Metro Detroit offers a wide range of Oktoberfests

Patrick Dunn
Special to The Detroit News

The history of Oktoberfest goes back to 1810, when the Bavarian Prince Ludwig threw a public festival at the gates of Munich to celebrate his wedding. But the event lives on today in a variety of celebrations across Metro Detroit.

Some of them take a more liberal spin on German tradition than others. On Riday and Saturday, the new CartoBEERfest at Pontiac’s M1 Concourse will feature a German car show and a lumberjack show alongside more traditional offerings like a beer garden and ceremonial keg tapping. CartoBEERfest producer Matt Flynn will also debut the free OktoBEER and BBQ Festival in downtown Ferndale on Oct. 14-16.

Flynn says the new events were inspired by the success of the Royal Oak Beer Fest’s Oktoberfest, which marks its fourth anniversary this year. That event at the Royal Oak Farmers Market features more than 150 beers from 40 breweries, emphasizing seasonal beers and ciders.

“People just want to go out and do different things instead of going to the traditional church in a tent,” Flynn says. “They want to go out and experience ... events that have more than just the traditional German band.”

However, more conventional area Oktoberfest events draw big crowds as well. The St. Joseph Oktoberfest, which held its 11th annual festival last weekend at Detroit’s St. Joseph Church, celebrates the church’s German heritage dating back to the mid-1800s when German-born Rev. Johann Friedland established Detroit’s largest German parish at the time there.

St. Joseph Oktoberfest director Teresa Chisholm says the church originally introduced Oktoberfest as a modest German choral music concert with German food served afterwards. The event’s popularity has grown and now attracts more than 1,000 people. The festivities include German music and dancing, imported German beer, children’s activities and a German-language Mass.

A scene from the 2015 St. Joseph Oktoberfest activities.

“We certainly have a lot of visitors from the German community and people who have been associated with the church over the years, but also a lot of new faces from all over Metro Detroit,” Chisholm says.

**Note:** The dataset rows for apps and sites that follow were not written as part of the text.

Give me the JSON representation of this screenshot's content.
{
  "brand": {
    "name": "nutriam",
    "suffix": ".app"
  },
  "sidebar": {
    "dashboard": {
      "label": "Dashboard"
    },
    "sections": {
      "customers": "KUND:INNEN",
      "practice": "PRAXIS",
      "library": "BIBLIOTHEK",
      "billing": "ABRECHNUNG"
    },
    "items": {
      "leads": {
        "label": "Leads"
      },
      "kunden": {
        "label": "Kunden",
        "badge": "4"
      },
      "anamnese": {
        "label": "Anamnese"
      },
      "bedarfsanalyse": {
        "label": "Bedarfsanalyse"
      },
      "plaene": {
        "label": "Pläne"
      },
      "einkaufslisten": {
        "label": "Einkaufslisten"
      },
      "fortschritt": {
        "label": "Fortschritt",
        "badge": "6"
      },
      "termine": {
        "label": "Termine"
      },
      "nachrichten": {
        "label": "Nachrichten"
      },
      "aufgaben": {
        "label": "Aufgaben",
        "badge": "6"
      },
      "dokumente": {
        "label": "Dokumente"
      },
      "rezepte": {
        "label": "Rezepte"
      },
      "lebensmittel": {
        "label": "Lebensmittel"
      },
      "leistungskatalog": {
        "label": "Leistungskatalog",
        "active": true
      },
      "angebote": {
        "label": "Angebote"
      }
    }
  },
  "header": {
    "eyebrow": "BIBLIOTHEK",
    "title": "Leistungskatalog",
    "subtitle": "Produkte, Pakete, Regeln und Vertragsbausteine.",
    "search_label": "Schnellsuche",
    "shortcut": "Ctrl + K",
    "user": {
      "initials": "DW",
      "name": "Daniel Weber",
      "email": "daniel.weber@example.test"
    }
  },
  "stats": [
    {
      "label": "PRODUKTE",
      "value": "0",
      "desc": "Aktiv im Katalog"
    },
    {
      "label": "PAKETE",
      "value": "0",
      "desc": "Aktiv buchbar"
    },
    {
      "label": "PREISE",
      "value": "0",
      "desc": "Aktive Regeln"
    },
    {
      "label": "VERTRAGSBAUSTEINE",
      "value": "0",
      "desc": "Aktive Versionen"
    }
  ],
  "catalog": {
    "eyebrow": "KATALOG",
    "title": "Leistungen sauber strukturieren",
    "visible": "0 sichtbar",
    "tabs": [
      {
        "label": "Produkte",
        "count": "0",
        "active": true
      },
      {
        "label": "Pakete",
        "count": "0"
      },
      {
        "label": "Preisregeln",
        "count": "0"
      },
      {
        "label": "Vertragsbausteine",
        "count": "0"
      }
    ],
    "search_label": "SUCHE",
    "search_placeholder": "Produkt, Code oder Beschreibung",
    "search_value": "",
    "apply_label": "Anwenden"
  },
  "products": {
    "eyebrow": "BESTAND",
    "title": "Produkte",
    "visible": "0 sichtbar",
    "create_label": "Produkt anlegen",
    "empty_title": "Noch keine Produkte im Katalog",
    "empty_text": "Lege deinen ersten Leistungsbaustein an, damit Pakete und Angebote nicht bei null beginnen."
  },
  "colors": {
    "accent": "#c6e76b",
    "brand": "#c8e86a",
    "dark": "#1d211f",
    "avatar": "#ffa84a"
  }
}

At the Dakota Inn Rathskeller in Detroit, Oktoberfest is so popular that it lasts seven weekends. Running every Friday and Saturday from Sept. 23 to Oct. 29, the restaurant’s festivities include German food, music and dancing, with imported German beers on tap.

Dakota Inn owner Karl Kurz is the grandson of the German immigrant who originally opened the eatery in 1933. Kurz says a variety of attendees are drawn to his Oktoberfest’s German traditions.

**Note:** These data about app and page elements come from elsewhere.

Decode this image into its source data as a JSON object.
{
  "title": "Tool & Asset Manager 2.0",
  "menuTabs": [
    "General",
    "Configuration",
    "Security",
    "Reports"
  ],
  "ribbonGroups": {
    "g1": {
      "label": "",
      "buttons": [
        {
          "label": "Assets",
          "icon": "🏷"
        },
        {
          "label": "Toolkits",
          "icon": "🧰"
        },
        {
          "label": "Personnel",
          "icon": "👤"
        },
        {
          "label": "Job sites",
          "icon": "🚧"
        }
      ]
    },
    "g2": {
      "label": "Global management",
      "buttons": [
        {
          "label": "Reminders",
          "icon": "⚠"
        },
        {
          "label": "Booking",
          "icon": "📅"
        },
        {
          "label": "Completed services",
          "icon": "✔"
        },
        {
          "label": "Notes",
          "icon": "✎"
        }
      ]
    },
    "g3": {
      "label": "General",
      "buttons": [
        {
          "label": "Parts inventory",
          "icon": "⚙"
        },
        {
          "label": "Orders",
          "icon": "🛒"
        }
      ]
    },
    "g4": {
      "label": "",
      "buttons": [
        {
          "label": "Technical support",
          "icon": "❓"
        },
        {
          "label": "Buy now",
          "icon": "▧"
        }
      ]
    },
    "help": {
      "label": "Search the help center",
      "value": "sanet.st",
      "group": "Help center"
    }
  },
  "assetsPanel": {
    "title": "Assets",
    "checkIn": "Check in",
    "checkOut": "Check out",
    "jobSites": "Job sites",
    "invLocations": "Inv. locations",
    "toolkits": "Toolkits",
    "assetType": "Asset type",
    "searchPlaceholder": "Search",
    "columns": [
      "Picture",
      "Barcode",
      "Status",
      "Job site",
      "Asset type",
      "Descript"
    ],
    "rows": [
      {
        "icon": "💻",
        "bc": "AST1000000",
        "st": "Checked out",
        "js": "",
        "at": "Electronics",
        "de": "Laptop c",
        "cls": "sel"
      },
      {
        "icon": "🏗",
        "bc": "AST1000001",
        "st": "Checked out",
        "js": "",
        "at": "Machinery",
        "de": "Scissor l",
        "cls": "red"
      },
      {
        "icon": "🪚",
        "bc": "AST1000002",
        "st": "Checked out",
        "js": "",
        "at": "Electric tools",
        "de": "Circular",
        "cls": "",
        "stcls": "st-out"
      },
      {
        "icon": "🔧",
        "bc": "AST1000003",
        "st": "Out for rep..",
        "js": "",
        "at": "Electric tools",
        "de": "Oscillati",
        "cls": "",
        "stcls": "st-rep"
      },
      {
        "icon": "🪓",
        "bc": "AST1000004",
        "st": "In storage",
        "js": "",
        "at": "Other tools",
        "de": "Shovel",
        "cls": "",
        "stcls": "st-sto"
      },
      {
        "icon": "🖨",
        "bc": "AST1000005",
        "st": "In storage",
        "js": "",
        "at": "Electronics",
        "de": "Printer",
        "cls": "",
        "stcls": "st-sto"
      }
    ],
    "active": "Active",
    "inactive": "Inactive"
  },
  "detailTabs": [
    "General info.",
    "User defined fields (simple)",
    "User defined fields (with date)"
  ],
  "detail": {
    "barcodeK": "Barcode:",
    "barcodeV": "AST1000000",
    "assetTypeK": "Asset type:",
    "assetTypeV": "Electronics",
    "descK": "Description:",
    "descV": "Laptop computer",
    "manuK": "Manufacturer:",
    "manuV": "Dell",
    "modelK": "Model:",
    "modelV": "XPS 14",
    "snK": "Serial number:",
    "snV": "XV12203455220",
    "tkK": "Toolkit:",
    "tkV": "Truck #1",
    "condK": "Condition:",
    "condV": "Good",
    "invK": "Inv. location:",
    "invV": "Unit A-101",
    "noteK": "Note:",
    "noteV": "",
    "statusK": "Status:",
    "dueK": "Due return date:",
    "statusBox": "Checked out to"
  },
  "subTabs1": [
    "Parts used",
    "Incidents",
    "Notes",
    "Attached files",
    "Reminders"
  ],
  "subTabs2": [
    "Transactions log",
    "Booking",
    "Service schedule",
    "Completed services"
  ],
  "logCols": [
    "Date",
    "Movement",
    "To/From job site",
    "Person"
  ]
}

Servers Rhonda Oginsky, from left, Fay McLaughlin, Dakota Inn Rathskellar owner Karl Kurz, Tory Spangler, and Monica Silva are ready for the annual Octoberfest celebration at the Detroit restaurant. Festivities will be held Fridays and Saturdays, through Oct. 29.

“In Germany, it’s the harvest,” he says. “All the farmers are done with getting their crops in and it’s time to celebrate. I think people are just into that. They’re looking for a reason to change things up a little bit.”

Rochester’s Rochester Mills Beer Co. doesn’t have the German heritage of an institution like St. Joseph or the Dakota Inn, but over the past 18 years, its Oktoberfest has become one of the brewery’s signature events. The pub’s festival features Rochester Mills’ Oktoberfest beer, German music, dance and food, a children’s carnival and pony rides.

Stewart McWilliams, the pub’s director of operations, echoes Kurz’s sentiment that Oktoberfest is a time for people to celebrate fall in whatever way they love best.

“It’s not just about beer,” McWilliams says. “People can bring their kids out. There’s something for the whole family to do.”

Patrick Dunn is an Ann Arbor-based freelance writer.

Oktoberfest events

Here are a few Oktoberfest events happening in the Metro area:

Dakota Inn Rathskeller Oktoberfest: 8 p.m.-midnight Fridays and Saturdays through Oct. 29. $3. Dakota Inn Rathskeller, 17324 John R, Detroit. (313) 867-9722 or dakota-inn.com.

CartoBEERfest: 5-11 p.m. Friday, noon-11 p.m. Saturday. Free entry. M1 Concourse, 200 South Blvd. West, Pontiac. (248) 202-4662 or cartobeerfest.com.

Royal Oak Beer Fest Oktoberfest: 7:30 p.m. Oct. 8. $15-$20. Royal Oak Farmers Market, 316 E. 11 Mile, Royal Oak. (248) 202-4662 or royaloakbeerfest.com.

OktoBEER and BBQ Festival: Oct. 14-16. Free entry. 124 Vester, Ferndale. (248) 543-1000 or oktobeerfestival.com.